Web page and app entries
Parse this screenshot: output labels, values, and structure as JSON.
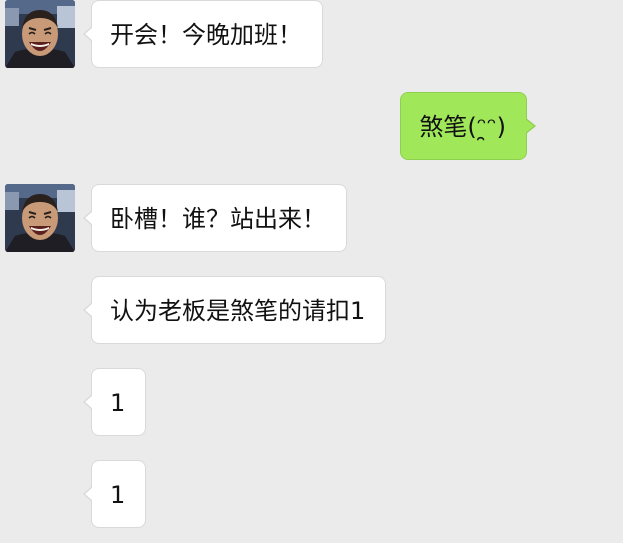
{
  "colors": {
    "background": "#ebebeb",
    "incoming_bubble": "#ffffff",
    "outgoing_bubble": "#a0e75a",
    "text": "#111111"
  },
  "messages": [
    {
      "direction": "incoming",
      "text": "开会！今晚加班！",
      "has_avatar": true,
      "avatar_icon": "laughing-man-avatar"
    },
    {
      "direction": "outgoing",
      "text": "煞笔(ᵔ̯ᵔ)",
      "has_avatar": false
    },
    {
      "direction": "incoming",
      "text": "卧槽！谁？站出来！",
      "has_avatar": true,
      "avatar_icon": "laughing-man-avatar"
    },
    {
      "direction": "incoming",
      "text": "认为老板是煞笔的请扣1",
      "has_avatar": false
    },
    {
      "direction": "incoming",
      "text": "1",
      "has_avatar": false
    },
    {
      "direction": "incoming",
      "text": "1",
      "has_avatar": false
    }
  ]
}
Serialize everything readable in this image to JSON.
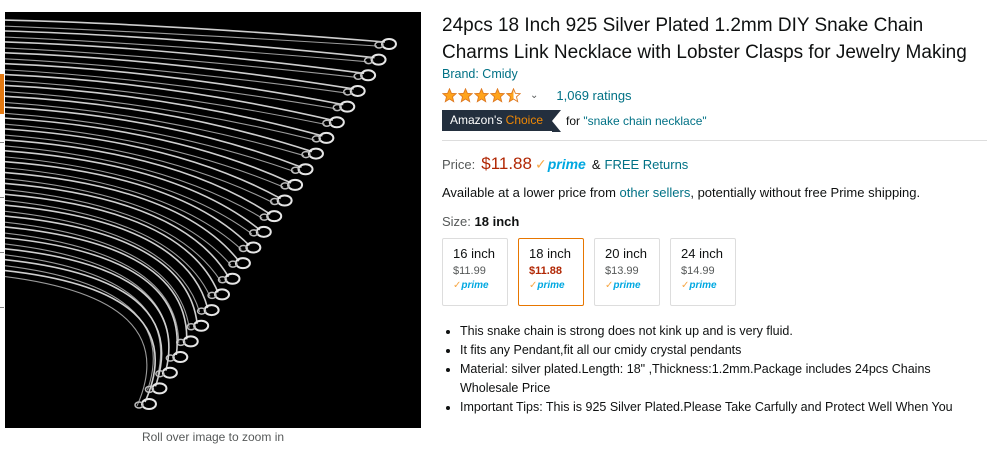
{
  "gallery": {
    "zoom_hint": "Roll over image to zoom in"
  },
  "product": {
    "title": "24pcs 18 Inch 925 Silver Plated 1.2mm DIY Snake Chain Charms Link Necklace with Lobster Clasps for Jewelry Making",
    "brand": "Brand: Cmidy",
    "rating_stars": 4.5,
    "ratings_count": "1,069 ratings",
    "badge_prefix": "Amazon's",
    "badge_word": "Choice",
    "badge_for": "for",
    "badge_query": "\"snake chain necklace\""
  },
  "pricing": {
    "label": "Price:",
    "value": "$11.88",
    "prime": "prime",
    "and": "&",
    "free_returns": "FREE Returns",
    "lower_price_prefix": "Available at a lower price from",
    "lower_price_link": "other sellers",
    "lower_price_suffix": ", potentially without free Prime shipping."
  },
  "size": {
    "label": "Size:",
    "selected": "18 inch",
    "options": [
      {
        "name": "16 inch",
        "price": "$11.99",
        "prime": "prime"
      },
      {
        "name": "18 inch",
        "price": "$11.88",
        "prime": "prime"
      },
      {
        "name": "20 inch",
        "price": "$13.99",
        "prime": "prime"
      },
      {
        "name": "24 inch",
        "price": "$14.99",
        "prime": "prime"
      }
    ]
  },
  "bullets": [
    "This snake chain is strong does not kink up and is very fluid.",
    "It fits any Pendant,fit all our cmidy crystal pendants",
    "Material: silver plated.Length: 18\" ,Thickness:1.2mm.Package includes 24pcs Chains Wholesale Price",
    "Important Tips: This is 925 Silver Plated.Please Take Carfully and Protect Well When You"
  ],
  "colors": {
    "link": "#007185",
    "price": "#b12704",
    "prime": "#00a8e1",
    "star": "#ffa41c",
    "badge_bg": "#232f3e",
    "badge_accent": "#f08804",
    "selected_border": "#e77600"
  }
}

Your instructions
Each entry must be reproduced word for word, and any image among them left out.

Result of the exercise
Parse this screenshot: output labels, values, and structure as JSON.
{
  "colors": {
    "background": "#ebebeb",
    "incoming_bubble": "#ffffff",
    "outgoing_bubble": "#a0e75a",
    "text": "#111111"
  },
  "messages": [
    {
      "direction": "incoming",
      "text": "开会！今晚加班！",
      "has_avatar": true,
      "avatar_icon": "laughing-man-avatar"
    },
    {
      "direction": "outgoing",
      "text": "煞笔(ᵔ̯ᵔ)",
      "has_avatar": false
    },
    {
      "direction": "incoming",
      "text": "卧槽！谁？站出来！",
      "has_avatar": true,
      "avatar_icon": "laughing-man-avatar"
    },
    {
      "direction": "incoming",
      "text": "认为老板是煞笔的请扣1",
      "has_avatar": false
    },
    {
      "direction": "incoming",
      "text": "1",
      "has_avatar": false
    },
    {
      "direction": "incoming",
      "text": "1",
      "has_avatar": false
    }
  ]
}
Serialize everything readable in this image to JSON.
{
  "gallery": {
    "zoom_hint": "Roll over image to zoom in"
  },
  "product": {
    "title": "24pcs 18 Inch 925 Silver Plated 1.2mm DIY Snake Chain Charms Link Necklace with Lobster Clasps for Jewelry Making",
    "brand": "Brand: Cmidy",
    "rating_stars": 4.5,
    "ratings_count": "1,069 ratings",
    "badge_prefix": "Amazon's",
    "badge_word": "Choice",
    "badge_for": "for",
    "badge_query": "\"snake chain necklace\""
  },
  "pricing": {
    "label": "Price:",
    "value": "$11.88",
    "prime": "prime",
    "and": "&",
    "free_returns": "FREE Returns",
    "lower_price_prefix": "Available at a lower price from",
    "lower_price_link": "other sellers",
    "lower_price_suffix": ", potentially without free Prime shipping."
  },
  "size": {
    "label": "Size:",
    "selected": "18 inch",
    "options": [
      {
        "name": "16 inch",
        "price": "$11.99",
        "prime": "prime"
      },
      {
        "name": "18 inch",
        "price": "$11.88",
        "prime": "prime"
      },
      {
        "name": "20 inch",
        "price": "$13.99",
        "prime": "prime"
      },
      {
        "name": "24 inch",
        "price": "$14.99",
        "prime": "prime"
      }
    ]
  },
  "bullets": [
    "This snake chain is strong does not kink up and is very fluid.",
    "It fits any Pendant,fit all our cmidy crystal pendants",
    "Material: silver plated.Length: 18\" ,Thickness:1.2mm.Package includes 24pcs Chains Wholesale Price",
    "Important Tips: This is 925 Silver Plated.Please Take Carfully and Protect Well When You"
  ],
  "colors": {
    "link": "#007185",
    "price": "#b12704",
    "prime": "#00a8e1",
    "star": "#ffa41c",
    "badge_bg": "#232f3e",
    "badge_accent": "#f08804",
    "selected_border": "#e77600"
  }
}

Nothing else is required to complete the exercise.